ACTIVITY: Which of the lines below mention the word "header"? Pull each one out.

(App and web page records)

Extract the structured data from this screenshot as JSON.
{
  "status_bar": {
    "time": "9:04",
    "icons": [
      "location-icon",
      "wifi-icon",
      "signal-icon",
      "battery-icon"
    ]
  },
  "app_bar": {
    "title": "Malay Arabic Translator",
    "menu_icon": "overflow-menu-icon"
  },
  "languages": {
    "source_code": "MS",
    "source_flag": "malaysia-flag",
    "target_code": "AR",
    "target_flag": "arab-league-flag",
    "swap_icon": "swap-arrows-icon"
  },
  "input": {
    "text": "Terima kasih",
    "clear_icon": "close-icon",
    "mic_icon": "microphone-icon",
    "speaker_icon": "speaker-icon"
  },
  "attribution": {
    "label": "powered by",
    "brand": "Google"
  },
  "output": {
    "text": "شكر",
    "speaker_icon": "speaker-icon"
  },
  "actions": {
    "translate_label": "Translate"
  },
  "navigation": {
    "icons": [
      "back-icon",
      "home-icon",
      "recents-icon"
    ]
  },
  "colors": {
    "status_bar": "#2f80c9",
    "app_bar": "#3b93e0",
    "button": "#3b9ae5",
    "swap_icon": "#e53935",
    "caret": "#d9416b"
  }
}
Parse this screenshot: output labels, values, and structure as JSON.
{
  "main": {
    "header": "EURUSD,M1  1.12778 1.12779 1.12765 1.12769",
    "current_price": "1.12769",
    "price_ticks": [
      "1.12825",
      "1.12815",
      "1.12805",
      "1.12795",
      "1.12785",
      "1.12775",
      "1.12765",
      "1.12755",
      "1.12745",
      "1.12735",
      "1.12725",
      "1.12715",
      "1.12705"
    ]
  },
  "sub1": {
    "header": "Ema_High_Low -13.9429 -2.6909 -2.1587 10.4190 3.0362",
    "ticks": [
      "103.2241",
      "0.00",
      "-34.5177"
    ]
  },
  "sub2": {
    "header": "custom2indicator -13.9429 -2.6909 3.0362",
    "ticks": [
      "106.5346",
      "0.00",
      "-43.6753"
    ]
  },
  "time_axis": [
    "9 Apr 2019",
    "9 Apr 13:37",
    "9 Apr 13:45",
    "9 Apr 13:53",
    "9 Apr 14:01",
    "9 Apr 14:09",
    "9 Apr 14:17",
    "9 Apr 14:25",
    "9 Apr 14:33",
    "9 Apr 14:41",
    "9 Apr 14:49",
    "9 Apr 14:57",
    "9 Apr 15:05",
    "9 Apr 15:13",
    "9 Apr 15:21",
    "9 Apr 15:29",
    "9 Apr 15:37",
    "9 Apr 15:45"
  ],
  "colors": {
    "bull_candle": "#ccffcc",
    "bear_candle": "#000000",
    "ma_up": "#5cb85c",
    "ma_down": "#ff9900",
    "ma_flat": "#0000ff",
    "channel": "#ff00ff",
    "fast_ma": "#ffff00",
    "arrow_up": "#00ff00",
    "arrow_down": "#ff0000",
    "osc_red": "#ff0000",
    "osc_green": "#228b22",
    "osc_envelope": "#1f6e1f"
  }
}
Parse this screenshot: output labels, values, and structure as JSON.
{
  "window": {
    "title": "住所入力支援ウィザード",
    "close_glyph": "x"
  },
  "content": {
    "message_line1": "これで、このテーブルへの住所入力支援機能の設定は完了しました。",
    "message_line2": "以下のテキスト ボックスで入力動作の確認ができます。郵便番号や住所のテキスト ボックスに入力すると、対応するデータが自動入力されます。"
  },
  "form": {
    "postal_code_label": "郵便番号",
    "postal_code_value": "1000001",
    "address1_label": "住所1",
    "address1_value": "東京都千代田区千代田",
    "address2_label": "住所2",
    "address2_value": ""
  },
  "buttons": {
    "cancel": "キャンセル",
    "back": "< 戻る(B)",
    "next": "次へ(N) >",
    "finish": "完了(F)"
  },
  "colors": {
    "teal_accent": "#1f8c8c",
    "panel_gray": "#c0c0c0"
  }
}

SOLUTION:
    "header": "EURUSD,M1  1.12778 1.12779 1.12765 1.12769",
    "header": "Ema_High_Low -13.9429 -2.6909 -2.1587 10.4190 3.0362",
    "header": "custom2indicator -13.9429 -2.6909 3.0362",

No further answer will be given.